Darleen Ortega | 3/5/2019, 3:31 p.m.
A pair of rebellious teens (Zahraa Aldoujaili and Yara Aliadotter) discover the power of filmmaking in ‘Amateurs,’ a cross-generational comedy from Swedish writer and director Gabriela Pichler. The film kicks off the Portland International Film Festival on Thursday, March 7.

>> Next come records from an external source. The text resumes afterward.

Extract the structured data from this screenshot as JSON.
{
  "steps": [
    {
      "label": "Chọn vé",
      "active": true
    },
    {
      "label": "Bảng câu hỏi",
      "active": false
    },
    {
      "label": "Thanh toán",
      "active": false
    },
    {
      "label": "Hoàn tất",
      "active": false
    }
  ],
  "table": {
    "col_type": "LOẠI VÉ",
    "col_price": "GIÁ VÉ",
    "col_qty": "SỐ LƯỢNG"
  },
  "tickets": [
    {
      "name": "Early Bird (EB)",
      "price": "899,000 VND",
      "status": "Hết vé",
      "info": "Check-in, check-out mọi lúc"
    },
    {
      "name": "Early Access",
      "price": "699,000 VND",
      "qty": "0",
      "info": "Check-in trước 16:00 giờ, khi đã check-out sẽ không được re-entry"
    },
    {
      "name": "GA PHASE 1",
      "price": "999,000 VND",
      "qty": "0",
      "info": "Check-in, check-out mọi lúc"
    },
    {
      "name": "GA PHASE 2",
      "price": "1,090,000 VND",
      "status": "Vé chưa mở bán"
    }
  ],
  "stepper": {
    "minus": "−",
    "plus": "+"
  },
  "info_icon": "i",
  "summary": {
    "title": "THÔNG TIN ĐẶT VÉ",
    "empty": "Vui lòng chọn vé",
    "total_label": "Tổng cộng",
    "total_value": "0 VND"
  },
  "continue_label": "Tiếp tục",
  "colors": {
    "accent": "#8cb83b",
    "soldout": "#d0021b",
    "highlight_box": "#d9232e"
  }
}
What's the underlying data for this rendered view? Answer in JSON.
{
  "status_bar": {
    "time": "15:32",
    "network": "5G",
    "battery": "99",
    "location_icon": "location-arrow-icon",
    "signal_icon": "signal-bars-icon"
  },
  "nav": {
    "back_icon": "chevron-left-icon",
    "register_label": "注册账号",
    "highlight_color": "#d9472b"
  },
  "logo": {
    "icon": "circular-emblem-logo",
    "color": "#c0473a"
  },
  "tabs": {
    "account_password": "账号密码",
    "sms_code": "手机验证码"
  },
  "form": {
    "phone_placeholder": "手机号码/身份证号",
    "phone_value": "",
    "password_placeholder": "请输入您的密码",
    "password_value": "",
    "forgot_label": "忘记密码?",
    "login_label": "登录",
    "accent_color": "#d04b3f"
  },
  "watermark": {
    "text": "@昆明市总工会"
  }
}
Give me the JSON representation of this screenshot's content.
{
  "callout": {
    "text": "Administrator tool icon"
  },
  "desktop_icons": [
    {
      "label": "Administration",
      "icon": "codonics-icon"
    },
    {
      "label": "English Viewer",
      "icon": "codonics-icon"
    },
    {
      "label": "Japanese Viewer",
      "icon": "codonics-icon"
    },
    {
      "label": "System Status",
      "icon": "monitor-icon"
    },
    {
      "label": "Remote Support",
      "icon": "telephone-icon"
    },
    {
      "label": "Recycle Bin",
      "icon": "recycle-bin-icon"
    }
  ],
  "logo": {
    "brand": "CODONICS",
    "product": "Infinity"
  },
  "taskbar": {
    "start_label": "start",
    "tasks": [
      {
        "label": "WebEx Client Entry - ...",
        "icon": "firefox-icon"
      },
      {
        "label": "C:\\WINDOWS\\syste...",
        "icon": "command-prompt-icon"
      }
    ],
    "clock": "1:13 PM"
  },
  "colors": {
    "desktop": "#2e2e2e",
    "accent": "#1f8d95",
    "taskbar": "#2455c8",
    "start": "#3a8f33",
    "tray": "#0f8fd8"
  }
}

My favorite part of the Portland year has arrived! The Portland International Film Festival (PIFF) begins two weeks of screening films from all over the globe this Thursday with its opening night film, "Amateurs," a cross-generational comedy from Sweden. Most weekdays during PIFF it is possible to see three films per day and one can see four on the weekends. Every year, I see films at PIFF that never get a theatrical release, and often those films rock my world and end up on my list of the 10 best films of the year. If you're a glutton like me, your best bet is to buy a festival pass, which gives you lots of flexibility to see whatever is playing at a particular venue (Whitsell Auditorium, Fox Tower, Cinema 21, Cinemagic, and OMSI). But you can also easily sample by buying individual tickets. If you go that route, buy online ahead of time at nwfilm.org to secure a spot. I've missed most of the press screenings as yet but can recommend two films to consider: "To Late to Die Young," from Argentina, is a close observance of the coming-of-age of two teenagers shakily crossing the threshold into adulthood. The film is inspired by director Dominga Sotomayer's own experience spending her holidays in a rustic and close-knit community of artists, musicians and performers living off the grid outside Santiago in 1990. It's a languorous space with lots of room for kids to experiment with shifting identities. The film is specific in its observation of adolescent self-consciousness, but not ground-breaking. There is not much in the way of plot, however, this film offers a nice combination of universal themes and very specific time and place. In Spanish, it plays on Friday, March 8 and Wednesday, March 13 at Cinemagic. This year's only Italian film is "Dogman," about a dog groomer, Marcelo, with a gift for working with even the wildest dogs, but who has met his match with a local hellion who drags him into more and more dangerous situations. Its star won the Best Actor award at Cannes last year for this performance, and he is quite captivating to watch--a mixture of impressionable and, in the end, determined, though not to a well-conceived purpose. Director Matteo Garrone (Gomorrah) has a particular gift for capturing traps of male identity, and this film, if you can handle some violence, is a fascinating character study. It plays at Cinema 21 on March 16 and 20. Darleen Ortega is a judge on the Oregon Court of Appeals and the first woman of color to serve in that capacity. Her movie review column Opinionated Judge appears regularly in The Portland Observer. Find her movie blog at opinionatedjudge.blogspot.com.